Date of Award
James M. Kee
My goal in this thesis is to show the difference of interpretation between a reading of the Old English poem Beowulf as the work of an oral performer and a reading of it as the work of a literate author. Given the premises set down by intensive study of oral composition of poetry, and given all the literate arguments for interpreting the poem, I would like to show that Beowulf can still be read as an oral poem, and that such a reading may result in an understanding of the poem that is at least as good, if not more satisfying than, readings of the poem assuming a thoroughly literate author. I hope to show a real difference between reading this poem as a literary work, as most readers have done unquestioningly, and reading it as an oral work, as only a few readers persist in doing recently.
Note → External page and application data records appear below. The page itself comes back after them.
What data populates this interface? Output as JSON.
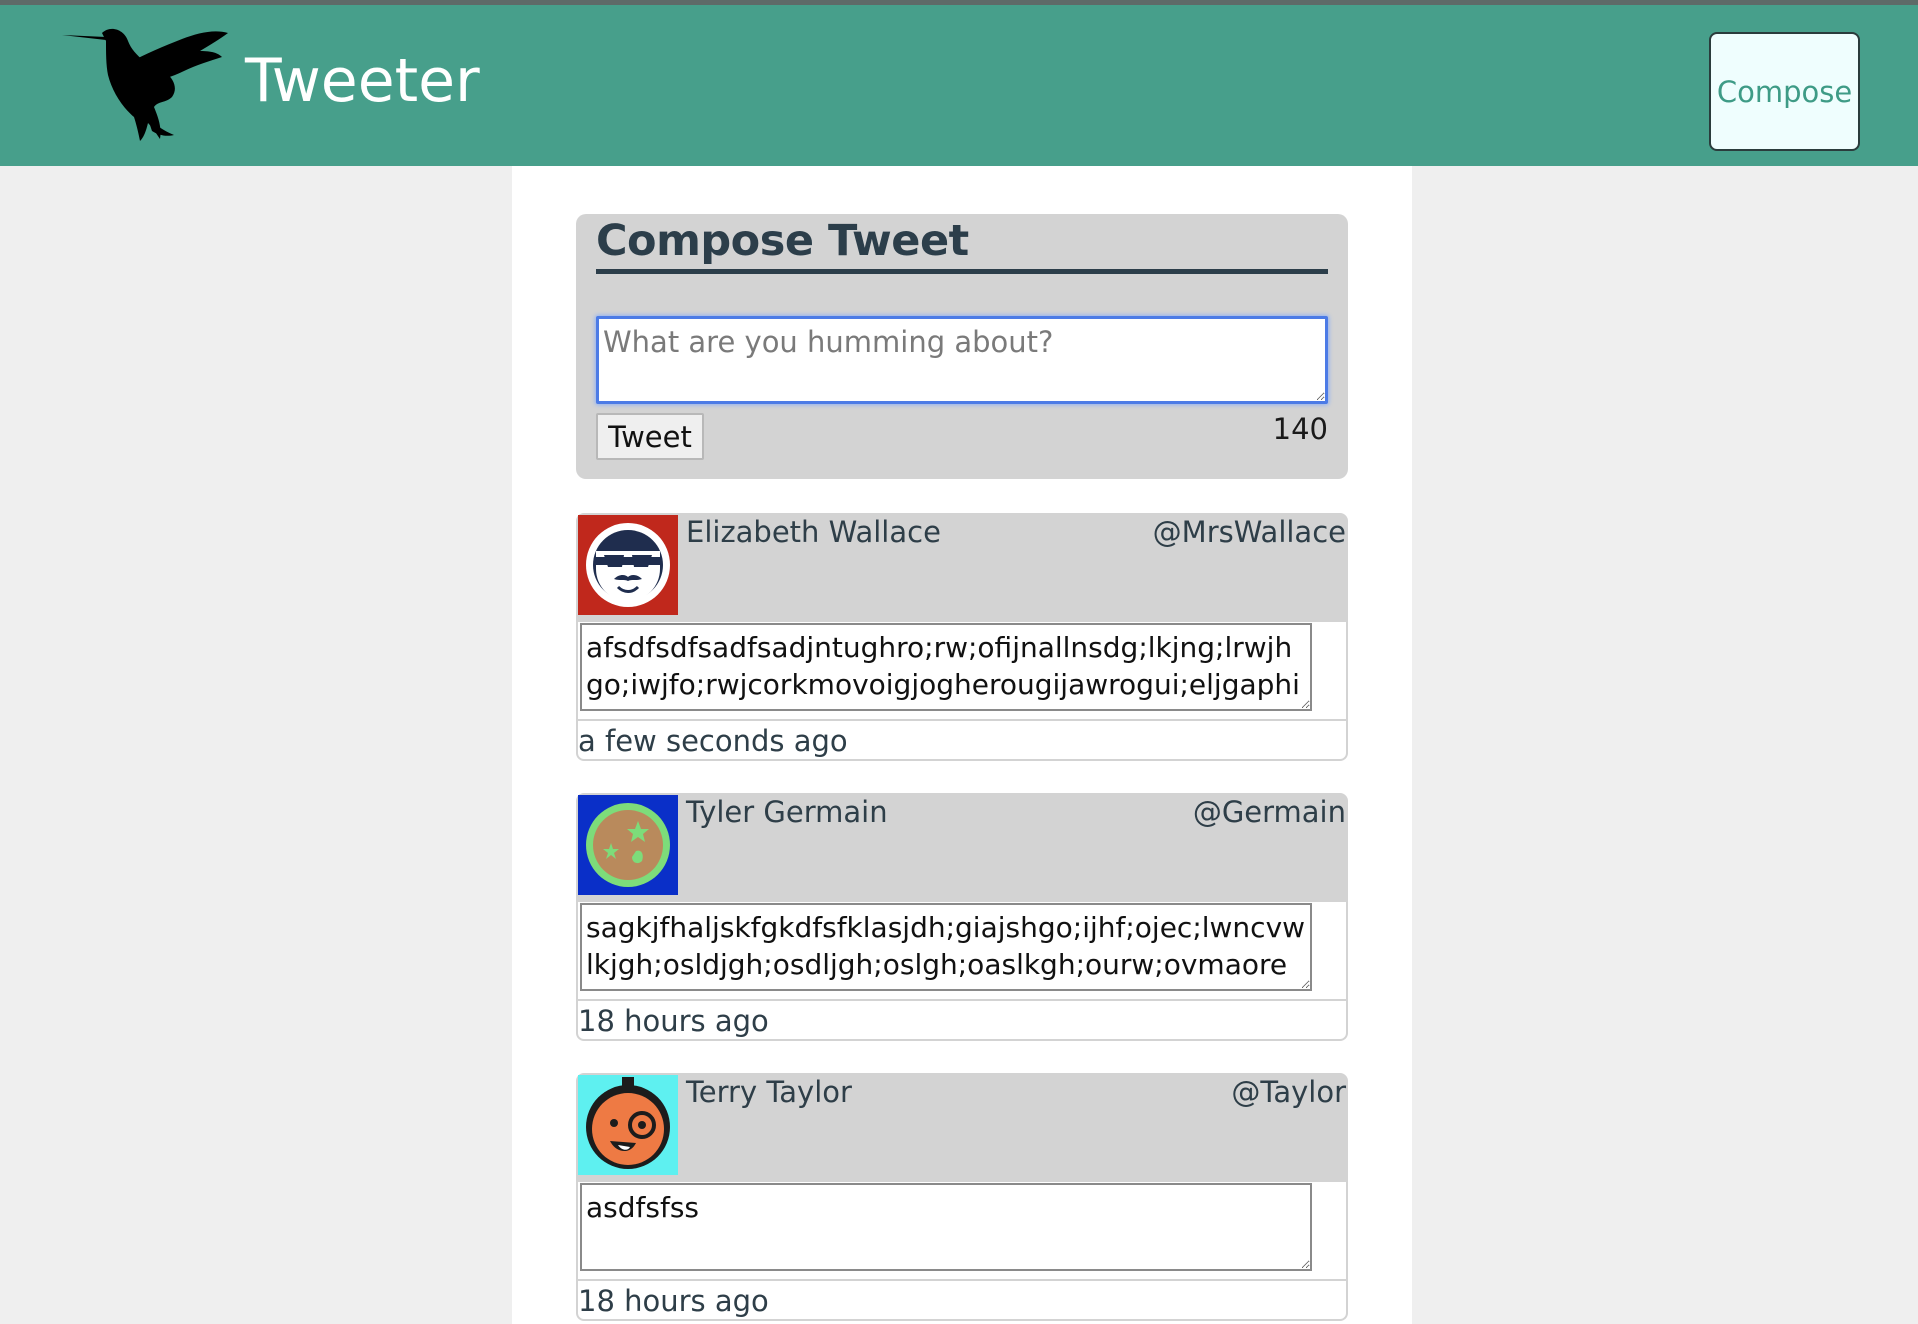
{
  "nav": {
    "brand": "Tweeter",
    "compose_label": "Compose"
  },
  "compose": {
    "title": "Compose Tweet",
    "placeholder": "What are you humming about?",
    "value": "",
    "submit_label": "Tweet",
    "counter": "140"
  },
  "tweets": [
    {
      "name": "Elizabeth Wallace",
      "handle": "@MrsWallace",
      "text": "afsdfsdfsadfsadjntughro;rw;ofijnallnsdg;lkjng;lrwjhgo;iwjfo;rwjcorkmovoigjogherougijawrogui;eljgaphiu;eoqjghilse",
      "time": "a few seconds ago",
      "avatar": "sunglasses-mustache-avatar"
    },
    {
      "name": "Tyler Germain",
      "handle": "@Germain",
      "text": "sagkjfhaljskfgkdfsfklasjdh;giajshgo;ijhf;ojec;lwncvwlkjgh;osldjgh;osdljgh;oslgh;oaslkgh;ourw;ovmaorewcoijwe;ow",
      "time": "18 hours ago",
      "avatar": "cookie-stars-avatar"
    },
    {
      "name": "Terry Taylor",
      "handle": "@Taylor",
      "text": "asdfsfss",
      "time": "18 hours ago",
      "avatar": "monocle-face-avatar"
    }
  ],
  "colors": {
    "navbar": "#479f8b",
    "page_bg": "#efefef",
    "panel": "#d3d3d3",
    "heading": "#2c3e4a",
    "focus": "#4c7be6"
  }
}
Nevins, Mark David, "Beowulf for Modern Man: Orality and Literacy and the Anglo-Saxon Heroic Poem" (1986). Fenwick Scholar Program. 22.